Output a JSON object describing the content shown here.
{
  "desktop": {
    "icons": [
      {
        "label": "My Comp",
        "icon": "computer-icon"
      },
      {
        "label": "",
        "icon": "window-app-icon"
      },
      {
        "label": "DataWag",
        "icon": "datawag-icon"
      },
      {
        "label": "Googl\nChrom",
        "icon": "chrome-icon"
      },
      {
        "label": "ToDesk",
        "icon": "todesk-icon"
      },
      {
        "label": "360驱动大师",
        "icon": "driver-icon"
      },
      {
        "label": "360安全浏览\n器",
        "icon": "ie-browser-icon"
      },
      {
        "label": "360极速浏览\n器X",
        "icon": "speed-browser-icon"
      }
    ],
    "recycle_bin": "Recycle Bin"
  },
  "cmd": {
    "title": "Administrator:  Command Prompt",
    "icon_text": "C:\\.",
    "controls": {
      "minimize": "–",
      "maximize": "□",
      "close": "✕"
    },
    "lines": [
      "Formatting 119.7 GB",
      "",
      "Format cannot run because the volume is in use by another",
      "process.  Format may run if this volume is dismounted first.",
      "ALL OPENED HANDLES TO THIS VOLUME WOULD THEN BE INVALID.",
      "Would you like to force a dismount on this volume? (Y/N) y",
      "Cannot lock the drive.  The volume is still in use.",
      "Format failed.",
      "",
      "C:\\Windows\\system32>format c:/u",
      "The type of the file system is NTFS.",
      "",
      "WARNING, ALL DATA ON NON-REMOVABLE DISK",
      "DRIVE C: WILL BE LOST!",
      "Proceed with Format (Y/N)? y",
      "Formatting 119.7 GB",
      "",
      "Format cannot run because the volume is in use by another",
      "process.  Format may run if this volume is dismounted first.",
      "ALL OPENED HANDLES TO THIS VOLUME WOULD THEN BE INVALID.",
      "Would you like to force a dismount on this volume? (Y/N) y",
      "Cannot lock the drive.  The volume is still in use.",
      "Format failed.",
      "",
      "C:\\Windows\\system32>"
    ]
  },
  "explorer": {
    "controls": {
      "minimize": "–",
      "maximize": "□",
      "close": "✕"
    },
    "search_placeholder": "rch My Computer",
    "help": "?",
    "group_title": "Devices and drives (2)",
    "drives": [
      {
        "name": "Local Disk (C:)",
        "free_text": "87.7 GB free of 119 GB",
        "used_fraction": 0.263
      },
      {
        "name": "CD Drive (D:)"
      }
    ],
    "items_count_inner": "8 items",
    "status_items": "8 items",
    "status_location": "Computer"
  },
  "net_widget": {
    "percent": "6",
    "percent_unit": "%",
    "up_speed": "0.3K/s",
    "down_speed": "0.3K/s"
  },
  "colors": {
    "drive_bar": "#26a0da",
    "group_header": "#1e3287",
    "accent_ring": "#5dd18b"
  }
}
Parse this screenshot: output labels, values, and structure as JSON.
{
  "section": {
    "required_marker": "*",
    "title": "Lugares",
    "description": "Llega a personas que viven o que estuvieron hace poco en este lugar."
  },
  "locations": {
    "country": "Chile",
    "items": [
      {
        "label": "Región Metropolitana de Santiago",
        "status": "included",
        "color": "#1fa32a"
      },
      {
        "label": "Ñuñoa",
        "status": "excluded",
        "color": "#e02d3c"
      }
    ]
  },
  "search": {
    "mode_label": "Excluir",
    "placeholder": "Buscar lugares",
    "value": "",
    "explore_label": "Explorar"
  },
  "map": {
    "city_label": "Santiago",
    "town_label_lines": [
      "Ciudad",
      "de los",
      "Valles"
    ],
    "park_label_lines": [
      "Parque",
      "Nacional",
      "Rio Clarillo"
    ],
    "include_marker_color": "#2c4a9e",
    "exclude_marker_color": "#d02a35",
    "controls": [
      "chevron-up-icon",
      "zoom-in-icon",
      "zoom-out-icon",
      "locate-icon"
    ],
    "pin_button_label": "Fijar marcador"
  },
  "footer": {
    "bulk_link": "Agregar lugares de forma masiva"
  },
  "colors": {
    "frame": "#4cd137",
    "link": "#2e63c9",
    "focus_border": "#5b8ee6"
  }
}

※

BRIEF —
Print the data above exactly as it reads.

THE ANSWER —
Output a JSON object describing the content shown here.
{
  "desktop": {
    "icons": [
      {
        "label": "My Comp",
        "icon": "computer-icon"
      },
      {
        "label": "",
        "icon": "window-app-icon"
      },
      {
        "label": "DataWag",
        "icon": "datawag-icon"
      },
      {
        "label": "Googl\nChrom",
        "icon": "chrome-icon"
      },
      {
        "label": "ToDesk",
        "icon": "todesk-icon"
      },
      {
        "label": "360驱动大师",
        "icon": "driver-icon"
      },
      {
        "label": "360安全浏览\n器",
        "icon": "ie-browser-icon"
      },
      {
        "label": "360极速浏览\n器X",
        "icon": "speed-browser-icon"
      }
    ],
    "recycle_bin": "Recycle Bin"
  },
  "cmd": {
    "title": "Administrator:  Command Prompt",
    "icon_text": "C:\\.",
    "controls": {
      "minimize": "–",
      "maximize": "□",
      "close": "✕"
    },
    "lines": [
      "Formatting 119.7 GB",
      "",
      "Format cannot run because the volume is in use by another",
      "process.  Format may run if this volume is dismounted first.",
      "ALL OPENED HANDLES TO THIS VOLUME WOULD THEN BE INVALID.",
      "Would you like to force a dismount on this volume? (Y/N) y",
      "Cannot lock the drive.  The volume is still in use.",
      "Format failed.",
      "",
      "C:\\Windows\\system32>format c:/u",
      "The type of the file system is NTFS.",
      "",
      "WARNING, ALL DATA ON NON-REMOVABLE DISK",
      "DRIVE C: WILL BE LOST!",
      "Proceed with Format (Y/N)? y",
      "Formatting 119.7 GB",
      "",
      "Format cannot run because the volume is in use by another",
      "process.  Format may run if this volume is dismounted first.",
      "ALL OPENED HANDLES TO THIS VOLUME WOULD THEN BE INVALID.",
      "Would you like to force a dismount on this volume? (Y/N) y",
      "Cannot lock the drive.  The volume is still in use.",
      "Format failed.",
      "",
      "C:\\Windows\\system32>"
    ]
  },
  "explorer": {
    "controls": {
      "minimize": "–",
      "maximize": "□",
      "close": "✕"
    },
    "search_placeholder": "rch My Computer",
    "help": "?",
    "group_title": "Devices and drives (2)",
    "drives": [
      {
        "name": "Local Disk (C:)",
        "free_text": "87.7 GB free of 119 GB",
        "used_fraction": 0.263
      },
      {
        "name": "CD Drive (D:)"
      }
    ],
    "items_count_inner": "8 items",
    "status_items": "8 items",
    "status_location": "Computer"
  },
  "net_widget": {
    "percent": "6",
    "percent_unit": "%",
    "up_speed": "0.3K/s",
    "down_speed": "0.3K/s"
  },
  "colors": {
    "drive_bar": "#26a0da",
    "group_header": "#1e3287",
    "accent_ring": "#5dd18b"
  }
}
Parse this screenshot: output labels, values, and structure as JSON.
{
  "section": {
    "required_marker": "*",
    "title": "Lugares",
    "description": "Llega a personas que viven o que estuvieron hace poco en este lugar."
  },
  "locations": {
    "country": "Chile",
    "items": [
      {
        "label": "Región Metropolitana de Santiago",
        "status": "included",
        "color": "#1fa32a"
      },
      {
        "label": "Ñuñoa",
        "status": "excluded",
        "color": "#e02d3c"
      }
    ]
  },
  "search": {
    "mode_label": "Excluir",
    "placeholder": "Buscar lugares",
    "value": "",
    "explore_label": "Explorar"
  },
  "map": {
    "city_label": "Santiago",
    "town_label_lines": [
      "Ciudad",
      "de los",
      "Valles"
    ],
    "park_label_lines": [
      "Parque",
      "Nacional",
      "Rio Clarillo"
    ],
    "include_marker_color": "#2c4a9e",
    "exclude_marker_color": "#d02a35",
    "controls": [
      "chevron-up-icon",
      "zoom-in-icon",
      "zoom-out-icon",
      "locate-icon"
    ],
    "pin_button_label": "Fijar marcador"
  },
  "footer": {
    "bulk_link": "Agregar lugares de forma masiva"
  },
  "colors": {
    "frame": "#4cd137",
    "link": "#2e63c9",
    "focus_border": "#5b8ee6"
  }
}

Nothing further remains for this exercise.